▶ [Activity]
Go through the records, and copy each line in which the string "resources" is present.

BEGIN

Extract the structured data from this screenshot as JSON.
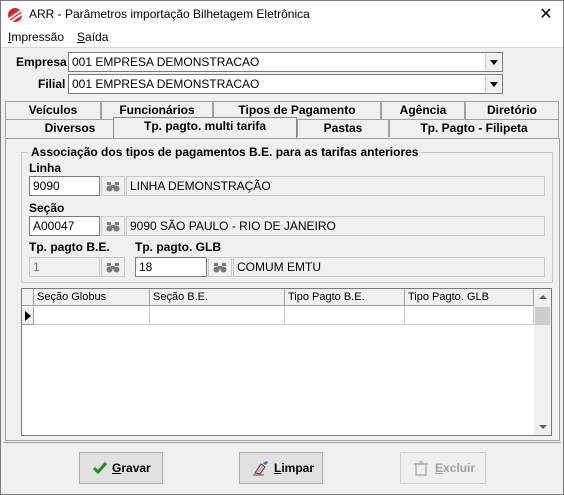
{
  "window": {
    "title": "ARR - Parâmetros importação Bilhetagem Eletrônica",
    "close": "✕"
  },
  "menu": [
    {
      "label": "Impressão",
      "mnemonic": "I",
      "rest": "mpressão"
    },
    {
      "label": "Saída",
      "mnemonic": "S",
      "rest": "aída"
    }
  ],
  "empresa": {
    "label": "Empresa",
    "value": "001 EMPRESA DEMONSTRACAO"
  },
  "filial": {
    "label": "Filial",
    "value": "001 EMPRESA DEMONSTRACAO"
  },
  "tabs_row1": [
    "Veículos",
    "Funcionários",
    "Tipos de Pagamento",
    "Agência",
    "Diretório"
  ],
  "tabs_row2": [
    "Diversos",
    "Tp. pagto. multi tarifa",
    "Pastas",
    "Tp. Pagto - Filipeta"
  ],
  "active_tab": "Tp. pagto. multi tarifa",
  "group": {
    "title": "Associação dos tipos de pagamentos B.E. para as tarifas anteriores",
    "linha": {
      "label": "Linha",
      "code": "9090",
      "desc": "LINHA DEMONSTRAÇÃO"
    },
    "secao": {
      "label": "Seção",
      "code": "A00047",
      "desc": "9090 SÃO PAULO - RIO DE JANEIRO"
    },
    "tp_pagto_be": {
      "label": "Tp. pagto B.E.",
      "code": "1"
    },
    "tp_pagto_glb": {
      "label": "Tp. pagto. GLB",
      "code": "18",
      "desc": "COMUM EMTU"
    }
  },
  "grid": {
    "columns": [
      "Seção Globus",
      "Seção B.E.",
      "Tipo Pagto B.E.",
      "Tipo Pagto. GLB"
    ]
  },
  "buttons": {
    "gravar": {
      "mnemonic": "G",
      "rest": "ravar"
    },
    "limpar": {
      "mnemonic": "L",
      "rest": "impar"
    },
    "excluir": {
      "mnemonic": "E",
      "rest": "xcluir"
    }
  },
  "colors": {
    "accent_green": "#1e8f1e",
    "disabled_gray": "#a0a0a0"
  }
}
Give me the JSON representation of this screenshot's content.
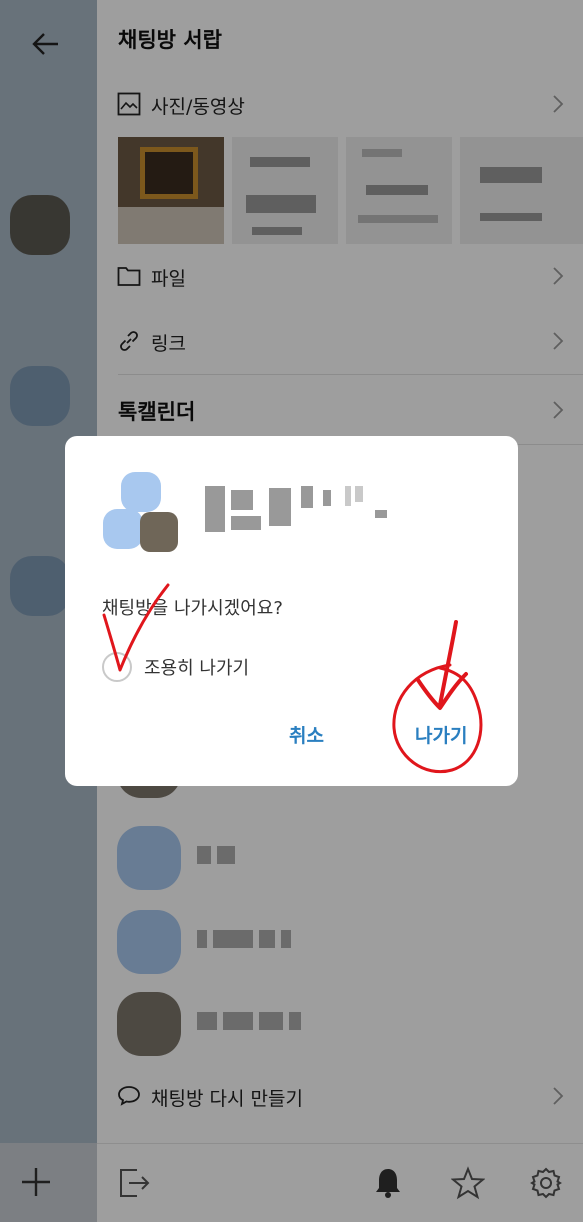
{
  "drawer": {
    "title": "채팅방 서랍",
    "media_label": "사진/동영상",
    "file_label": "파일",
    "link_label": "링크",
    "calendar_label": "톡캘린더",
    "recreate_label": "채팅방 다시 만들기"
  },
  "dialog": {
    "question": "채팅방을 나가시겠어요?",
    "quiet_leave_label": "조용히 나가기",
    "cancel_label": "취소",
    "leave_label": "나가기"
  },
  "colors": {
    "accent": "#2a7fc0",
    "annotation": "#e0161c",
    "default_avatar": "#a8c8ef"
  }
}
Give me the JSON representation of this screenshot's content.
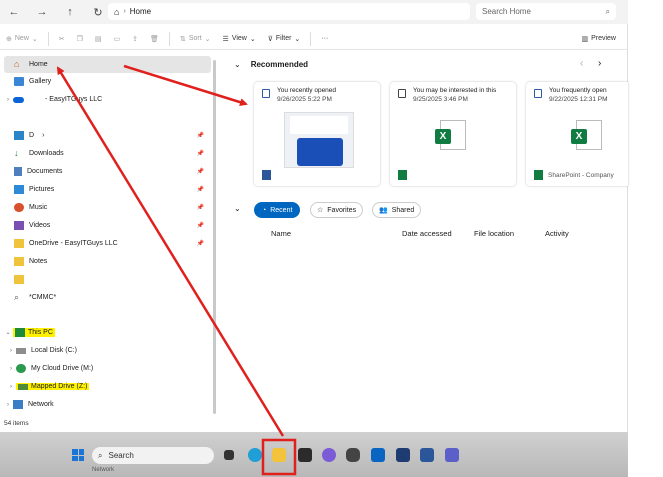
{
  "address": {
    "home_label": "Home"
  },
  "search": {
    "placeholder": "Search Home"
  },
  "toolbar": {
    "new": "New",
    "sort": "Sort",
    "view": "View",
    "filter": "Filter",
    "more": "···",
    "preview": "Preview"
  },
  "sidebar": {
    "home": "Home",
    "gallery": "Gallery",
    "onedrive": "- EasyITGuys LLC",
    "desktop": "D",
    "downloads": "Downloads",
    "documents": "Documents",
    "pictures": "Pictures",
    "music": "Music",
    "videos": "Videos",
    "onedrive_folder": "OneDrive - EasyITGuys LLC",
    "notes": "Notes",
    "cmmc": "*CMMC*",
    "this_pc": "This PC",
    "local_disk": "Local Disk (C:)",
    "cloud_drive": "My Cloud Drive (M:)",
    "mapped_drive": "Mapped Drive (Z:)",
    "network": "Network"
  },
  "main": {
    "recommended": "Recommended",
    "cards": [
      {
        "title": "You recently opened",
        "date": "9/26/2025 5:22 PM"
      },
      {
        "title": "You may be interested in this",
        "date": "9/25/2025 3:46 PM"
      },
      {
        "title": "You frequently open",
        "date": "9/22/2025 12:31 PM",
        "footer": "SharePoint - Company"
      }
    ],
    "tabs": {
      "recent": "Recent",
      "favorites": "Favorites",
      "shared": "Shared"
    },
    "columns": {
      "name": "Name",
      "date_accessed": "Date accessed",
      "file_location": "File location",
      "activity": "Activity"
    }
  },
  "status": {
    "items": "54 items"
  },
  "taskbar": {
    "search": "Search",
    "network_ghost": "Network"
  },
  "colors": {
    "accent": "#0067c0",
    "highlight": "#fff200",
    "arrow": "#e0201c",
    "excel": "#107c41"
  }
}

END
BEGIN

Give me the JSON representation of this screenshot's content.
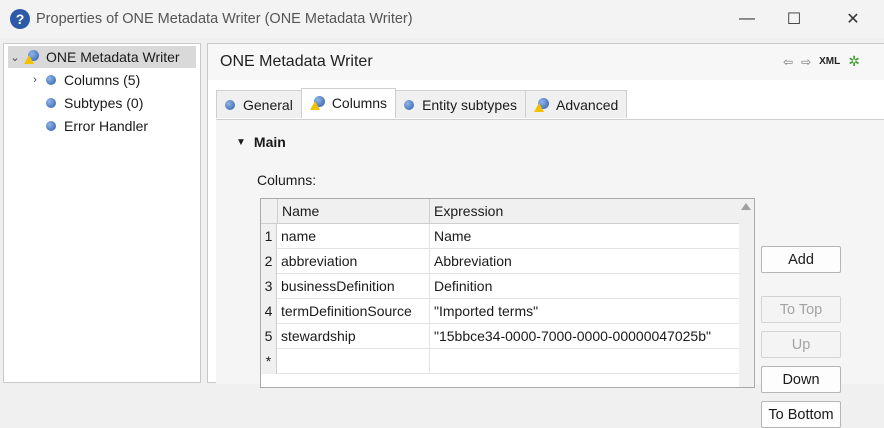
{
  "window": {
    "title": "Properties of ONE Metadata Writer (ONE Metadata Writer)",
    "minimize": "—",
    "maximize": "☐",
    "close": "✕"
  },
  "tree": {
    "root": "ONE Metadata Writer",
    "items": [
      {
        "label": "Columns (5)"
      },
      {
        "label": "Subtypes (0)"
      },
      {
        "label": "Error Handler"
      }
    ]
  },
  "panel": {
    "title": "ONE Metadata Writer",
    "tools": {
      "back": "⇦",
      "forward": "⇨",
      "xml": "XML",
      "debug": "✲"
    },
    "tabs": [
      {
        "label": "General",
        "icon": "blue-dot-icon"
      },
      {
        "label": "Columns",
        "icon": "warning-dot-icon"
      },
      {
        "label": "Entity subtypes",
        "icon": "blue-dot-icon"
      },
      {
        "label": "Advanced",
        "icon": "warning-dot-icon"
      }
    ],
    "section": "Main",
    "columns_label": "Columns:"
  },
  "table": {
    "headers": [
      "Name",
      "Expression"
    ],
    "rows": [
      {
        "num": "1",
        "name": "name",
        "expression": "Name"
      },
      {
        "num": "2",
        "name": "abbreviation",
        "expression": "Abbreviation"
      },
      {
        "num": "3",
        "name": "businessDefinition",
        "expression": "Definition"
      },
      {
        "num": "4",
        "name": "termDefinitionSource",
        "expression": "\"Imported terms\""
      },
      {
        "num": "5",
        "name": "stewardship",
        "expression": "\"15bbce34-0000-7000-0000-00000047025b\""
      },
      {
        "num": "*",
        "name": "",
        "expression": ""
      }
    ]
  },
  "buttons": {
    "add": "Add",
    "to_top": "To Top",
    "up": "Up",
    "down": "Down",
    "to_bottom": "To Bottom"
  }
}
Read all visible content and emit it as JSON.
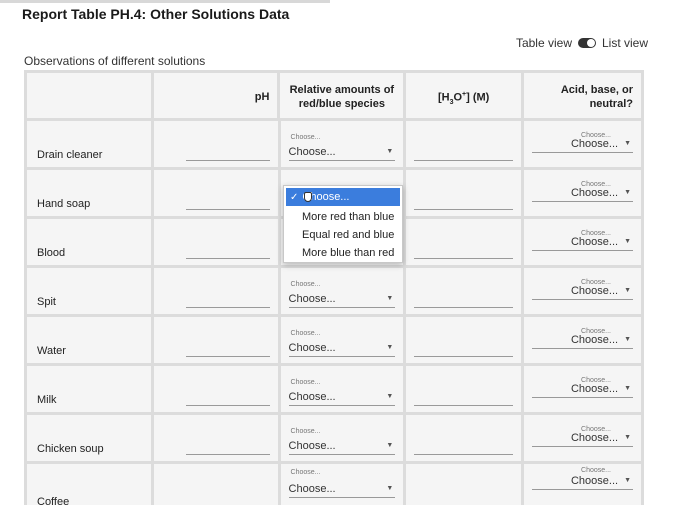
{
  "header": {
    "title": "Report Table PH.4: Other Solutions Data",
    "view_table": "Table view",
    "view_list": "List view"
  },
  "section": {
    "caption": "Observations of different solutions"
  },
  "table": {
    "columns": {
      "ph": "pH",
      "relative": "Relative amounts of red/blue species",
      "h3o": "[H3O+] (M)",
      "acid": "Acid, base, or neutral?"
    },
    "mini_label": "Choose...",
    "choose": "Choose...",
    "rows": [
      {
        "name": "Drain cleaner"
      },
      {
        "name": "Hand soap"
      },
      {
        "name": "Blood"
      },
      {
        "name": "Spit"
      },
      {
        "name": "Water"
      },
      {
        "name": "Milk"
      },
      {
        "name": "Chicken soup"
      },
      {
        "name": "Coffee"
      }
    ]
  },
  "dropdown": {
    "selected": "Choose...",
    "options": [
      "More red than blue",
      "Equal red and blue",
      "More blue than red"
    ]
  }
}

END
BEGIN

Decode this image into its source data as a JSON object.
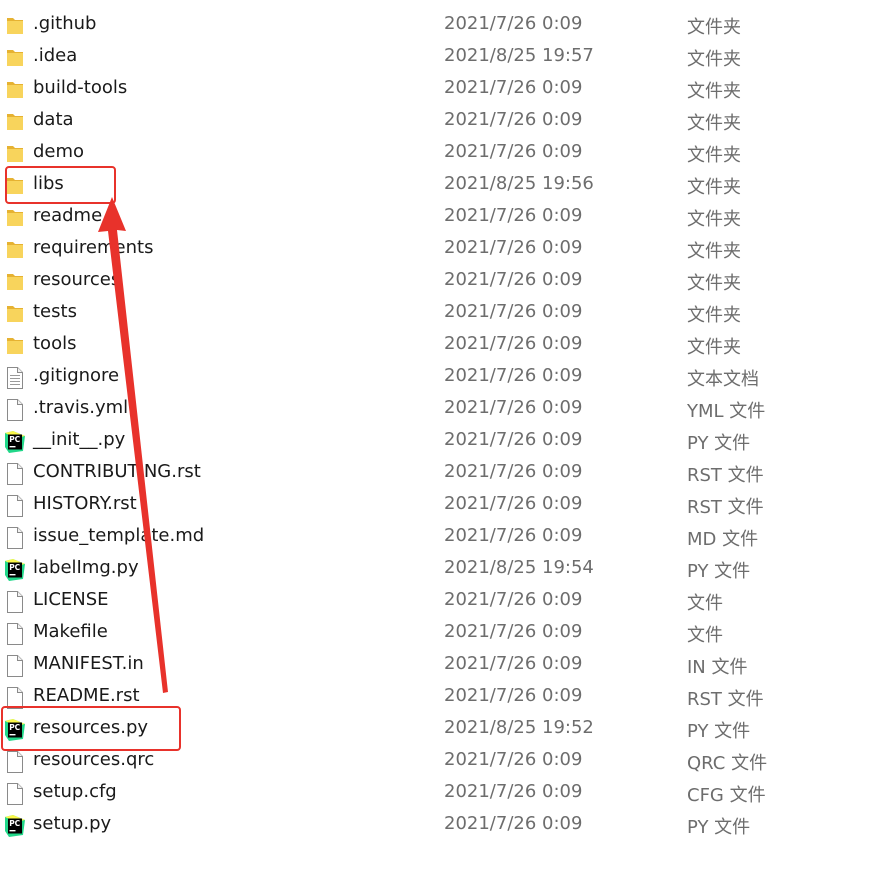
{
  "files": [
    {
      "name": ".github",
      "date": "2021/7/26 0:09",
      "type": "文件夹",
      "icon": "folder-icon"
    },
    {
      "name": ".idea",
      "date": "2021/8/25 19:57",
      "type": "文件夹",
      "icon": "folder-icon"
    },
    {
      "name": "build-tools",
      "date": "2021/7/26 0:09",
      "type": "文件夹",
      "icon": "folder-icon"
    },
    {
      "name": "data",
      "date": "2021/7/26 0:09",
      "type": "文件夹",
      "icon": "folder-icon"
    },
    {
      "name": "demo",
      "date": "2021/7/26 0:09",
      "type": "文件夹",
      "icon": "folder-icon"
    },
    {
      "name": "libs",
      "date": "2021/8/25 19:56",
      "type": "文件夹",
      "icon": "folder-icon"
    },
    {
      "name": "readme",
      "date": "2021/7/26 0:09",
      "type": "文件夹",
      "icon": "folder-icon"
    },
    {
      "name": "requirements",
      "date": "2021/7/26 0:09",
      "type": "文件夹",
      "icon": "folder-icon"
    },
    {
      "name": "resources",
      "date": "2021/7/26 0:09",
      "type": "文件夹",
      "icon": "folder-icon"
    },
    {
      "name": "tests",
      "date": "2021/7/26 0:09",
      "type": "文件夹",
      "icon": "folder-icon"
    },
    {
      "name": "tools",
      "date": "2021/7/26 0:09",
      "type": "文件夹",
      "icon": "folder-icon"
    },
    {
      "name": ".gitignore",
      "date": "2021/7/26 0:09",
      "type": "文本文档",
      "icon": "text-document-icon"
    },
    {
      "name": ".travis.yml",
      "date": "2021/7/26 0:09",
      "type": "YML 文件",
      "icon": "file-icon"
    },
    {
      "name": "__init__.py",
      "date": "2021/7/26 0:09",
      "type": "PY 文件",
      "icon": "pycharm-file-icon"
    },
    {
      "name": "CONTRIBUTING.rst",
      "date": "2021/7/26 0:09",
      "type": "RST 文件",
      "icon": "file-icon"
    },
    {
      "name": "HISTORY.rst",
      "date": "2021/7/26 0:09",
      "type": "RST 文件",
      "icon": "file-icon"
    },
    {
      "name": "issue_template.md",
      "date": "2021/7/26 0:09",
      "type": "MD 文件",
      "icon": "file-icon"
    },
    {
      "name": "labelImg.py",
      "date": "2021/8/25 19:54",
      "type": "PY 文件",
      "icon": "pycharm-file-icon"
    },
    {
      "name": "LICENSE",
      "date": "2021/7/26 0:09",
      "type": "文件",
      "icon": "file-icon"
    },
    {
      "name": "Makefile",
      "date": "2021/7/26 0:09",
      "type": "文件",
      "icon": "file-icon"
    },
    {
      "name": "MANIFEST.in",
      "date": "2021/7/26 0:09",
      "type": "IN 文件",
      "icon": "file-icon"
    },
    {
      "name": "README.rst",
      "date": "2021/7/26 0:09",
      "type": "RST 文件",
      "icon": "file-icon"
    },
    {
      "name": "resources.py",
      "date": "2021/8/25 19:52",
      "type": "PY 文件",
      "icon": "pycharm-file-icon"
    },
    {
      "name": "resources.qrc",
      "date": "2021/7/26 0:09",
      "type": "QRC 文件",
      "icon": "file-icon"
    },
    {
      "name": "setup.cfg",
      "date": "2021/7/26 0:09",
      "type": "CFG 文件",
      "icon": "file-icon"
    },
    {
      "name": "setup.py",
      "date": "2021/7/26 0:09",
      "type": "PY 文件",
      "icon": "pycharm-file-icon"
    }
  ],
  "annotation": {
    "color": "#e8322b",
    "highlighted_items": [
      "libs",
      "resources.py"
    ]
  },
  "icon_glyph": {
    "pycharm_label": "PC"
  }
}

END

▶ [Answer to this task]
      "name": "resources",
      "name": "resources.py",
      "name": "resources.qrc",
      "resources.py"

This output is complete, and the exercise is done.